Prague/London - The Commercial Court in London today dismissed Diag Human´s claims and imposed on it the duty to pay a security for the costs of the proceedings that exceed nine million crowns to the Czech Republic, Czech Health Ministry spokesman Jan Stoll has told CTK.
Diag Human has long been in dispute with the Czech Republic over the compensation worth many billion crowns for an allegedly marred blood plasma deal from the early 1990s.
Diag Human has announced that it will make a decision on whether it will appeal against the verdict after it studies today´s verdict.
"The London court analysed in detail the arguments of both sides its 40-pages verdict and it has concluded that the arbitration award, which Diag Human has been presenting for several years to foreign courts as the final and enforceable decision, has not yet become binding nor enforceable," Stoll said.
That is why the court complied with the Czech state´s request and abolished the judicial directive, which originally ordered the enforcement of the arbitration award issued in the arbitration between Diag Human and the Czech Republic in 2008.
According to this award, the firm is entitled to eight billion crowns plus interests for the allegedly marred deal. The Czech Republic appealed against the decision.
In a press release that CTK has at its disposal, Diag Human has said the London court today recognised that it had gradually won five arbitrations against the Czech state.
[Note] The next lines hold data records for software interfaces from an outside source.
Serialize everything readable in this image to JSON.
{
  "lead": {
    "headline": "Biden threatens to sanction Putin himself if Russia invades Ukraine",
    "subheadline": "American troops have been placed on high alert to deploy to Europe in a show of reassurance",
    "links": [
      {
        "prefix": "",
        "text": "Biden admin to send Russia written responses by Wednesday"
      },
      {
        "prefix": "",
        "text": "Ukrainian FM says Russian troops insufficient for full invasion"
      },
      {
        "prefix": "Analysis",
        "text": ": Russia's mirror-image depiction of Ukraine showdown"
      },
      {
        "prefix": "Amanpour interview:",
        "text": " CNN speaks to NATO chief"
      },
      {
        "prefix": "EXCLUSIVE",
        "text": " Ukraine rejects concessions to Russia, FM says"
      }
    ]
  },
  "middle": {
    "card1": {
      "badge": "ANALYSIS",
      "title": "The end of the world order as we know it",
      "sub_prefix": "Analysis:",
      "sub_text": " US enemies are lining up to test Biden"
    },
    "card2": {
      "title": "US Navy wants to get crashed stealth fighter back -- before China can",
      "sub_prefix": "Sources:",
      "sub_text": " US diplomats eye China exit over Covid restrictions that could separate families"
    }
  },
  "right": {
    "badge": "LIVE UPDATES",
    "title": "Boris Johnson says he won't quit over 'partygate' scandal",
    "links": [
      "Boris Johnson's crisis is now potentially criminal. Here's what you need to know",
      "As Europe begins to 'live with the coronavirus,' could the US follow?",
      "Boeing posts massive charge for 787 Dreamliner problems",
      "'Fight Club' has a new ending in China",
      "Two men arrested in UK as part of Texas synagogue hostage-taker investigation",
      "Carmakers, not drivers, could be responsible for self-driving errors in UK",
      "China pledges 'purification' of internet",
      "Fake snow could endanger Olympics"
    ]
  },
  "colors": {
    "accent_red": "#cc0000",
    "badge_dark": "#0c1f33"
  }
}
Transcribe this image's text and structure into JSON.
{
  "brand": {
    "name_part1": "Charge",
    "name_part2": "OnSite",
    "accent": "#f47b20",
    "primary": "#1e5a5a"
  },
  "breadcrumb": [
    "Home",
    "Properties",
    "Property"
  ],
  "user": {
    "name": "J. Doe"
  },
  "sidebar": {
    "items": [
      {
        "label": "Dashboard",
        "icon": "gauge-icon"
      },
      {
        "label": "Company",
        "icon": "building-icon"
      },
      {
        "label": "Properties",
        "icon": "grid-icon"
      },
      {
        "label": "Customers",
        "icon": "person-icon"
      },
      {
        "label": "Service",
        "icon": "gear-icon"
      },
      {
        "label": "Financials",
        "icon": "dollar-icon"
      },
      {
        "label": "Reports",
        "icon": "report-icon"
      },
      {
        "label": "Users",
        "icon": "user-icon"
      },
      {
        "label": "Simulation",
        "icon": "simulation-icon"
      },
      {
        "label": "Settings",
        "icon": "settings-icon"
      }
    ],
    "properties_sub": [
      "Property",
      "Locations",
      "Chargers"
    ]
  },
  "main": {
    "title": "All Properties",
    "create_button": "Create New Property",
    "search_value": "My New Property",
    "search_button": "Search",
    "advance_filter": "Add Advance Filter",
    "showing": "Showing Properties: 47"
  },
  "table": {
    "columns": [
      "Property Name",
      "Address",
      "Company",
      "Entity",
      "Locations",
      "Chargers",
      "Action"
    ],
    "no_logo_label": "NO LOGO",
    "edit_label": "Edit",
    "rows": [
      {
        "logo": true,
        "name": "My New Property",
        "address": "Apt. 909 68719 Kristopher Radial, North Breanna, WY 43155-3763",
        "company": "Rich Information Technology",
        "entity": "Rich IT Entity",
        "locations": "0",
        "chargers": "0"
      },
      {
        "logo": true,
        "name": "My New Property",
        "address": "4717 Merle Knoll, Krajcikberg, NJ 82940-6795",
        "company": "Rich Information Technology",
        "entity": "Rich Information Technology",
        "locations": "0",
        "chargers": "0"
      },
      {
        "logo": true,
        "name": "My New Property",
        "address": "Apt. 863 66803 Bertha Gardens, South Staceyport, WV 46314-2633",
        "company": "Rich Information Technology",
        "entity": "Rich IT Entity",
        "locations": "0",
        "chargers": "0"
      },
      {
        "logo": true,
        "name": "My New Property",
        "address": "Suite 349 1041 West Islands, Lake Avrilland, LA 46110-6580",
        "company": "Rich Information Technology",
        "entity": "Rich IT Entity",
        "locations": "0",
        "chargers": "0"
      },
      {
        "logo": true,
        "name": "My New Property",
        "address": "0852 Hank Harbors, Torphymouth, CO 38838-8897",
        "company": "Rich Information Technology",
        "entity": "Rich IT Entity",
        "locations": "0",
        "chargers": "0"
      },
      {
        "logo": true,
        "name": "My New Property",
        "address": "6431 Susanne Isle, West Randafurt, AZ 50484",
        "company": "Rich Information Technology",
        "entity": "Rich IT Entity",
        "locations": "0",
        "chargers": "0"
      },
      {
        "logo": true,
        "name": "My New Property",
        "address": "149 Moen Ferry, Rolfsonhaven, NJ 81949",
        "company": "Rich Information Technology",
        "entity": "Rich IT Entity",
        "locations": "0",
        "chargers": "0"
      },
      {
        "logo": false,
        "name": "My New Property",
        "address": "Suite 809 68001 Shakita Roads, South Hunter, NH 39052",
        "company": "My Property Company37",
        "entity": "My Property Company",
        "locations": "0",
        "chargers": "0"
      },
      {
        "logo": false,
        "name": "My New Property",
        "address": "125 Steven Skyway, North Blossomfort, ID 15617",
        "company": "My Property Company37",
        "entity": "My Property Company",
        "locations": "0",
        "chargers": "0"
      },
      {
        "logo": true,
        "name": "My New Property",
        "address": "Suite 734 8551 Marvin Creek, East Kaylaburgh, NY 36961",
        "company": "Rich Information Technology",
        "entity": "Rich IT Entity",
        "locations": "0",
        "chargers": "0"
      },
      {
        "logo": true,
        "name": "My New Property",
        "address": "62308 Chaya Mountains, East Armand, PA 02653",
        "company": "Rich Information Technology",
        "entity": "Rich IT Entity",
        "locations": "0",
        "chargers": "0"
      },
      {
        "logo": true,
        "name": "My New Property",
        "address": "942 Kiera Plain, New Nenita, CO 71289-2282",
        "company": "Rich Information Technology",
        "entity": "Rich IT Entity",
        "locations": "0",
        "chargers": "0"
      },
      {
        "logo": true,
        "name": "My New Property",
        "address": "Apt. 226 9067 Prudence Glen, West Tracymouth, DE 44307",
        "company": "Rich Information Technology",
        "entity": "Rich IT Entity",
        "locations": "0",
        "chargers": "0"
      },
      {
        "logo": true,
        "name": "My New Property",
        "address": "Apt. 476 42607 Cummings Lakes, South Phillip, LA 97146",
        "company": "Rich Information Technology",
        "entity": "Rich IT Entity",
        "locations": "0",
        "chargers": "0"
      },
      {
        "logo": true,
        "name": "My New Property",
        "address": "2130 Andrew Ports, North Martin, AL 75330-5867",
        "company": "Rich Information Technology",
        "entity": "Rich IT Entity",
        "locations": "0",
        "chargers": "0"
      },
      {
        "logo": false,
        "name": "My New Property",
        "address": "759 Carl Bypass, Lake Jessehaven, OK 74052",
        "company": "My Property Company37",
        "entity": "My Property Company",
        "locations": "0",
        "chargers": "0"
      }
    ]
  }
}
The firm said based on "procedural circumstances," the court decided that before the arbitration award may be recognised in the United Kingdom, it is necessary to wait for the last procedural steps in the "review hearing" being taken in the Czech Republic.
"This result is naturally unpleasant for Diag Human," the firm conceded. It said the situation is due to a large extent to the absence of its legal expert who had to be suddenly hospitalised before leaving for London.
The Czech Health Ministry says the arbitration still continues, but Diag Human claims that it has ended. The firm has also unsuccessfully turned to courts in Austria, Switzerland and France in the past.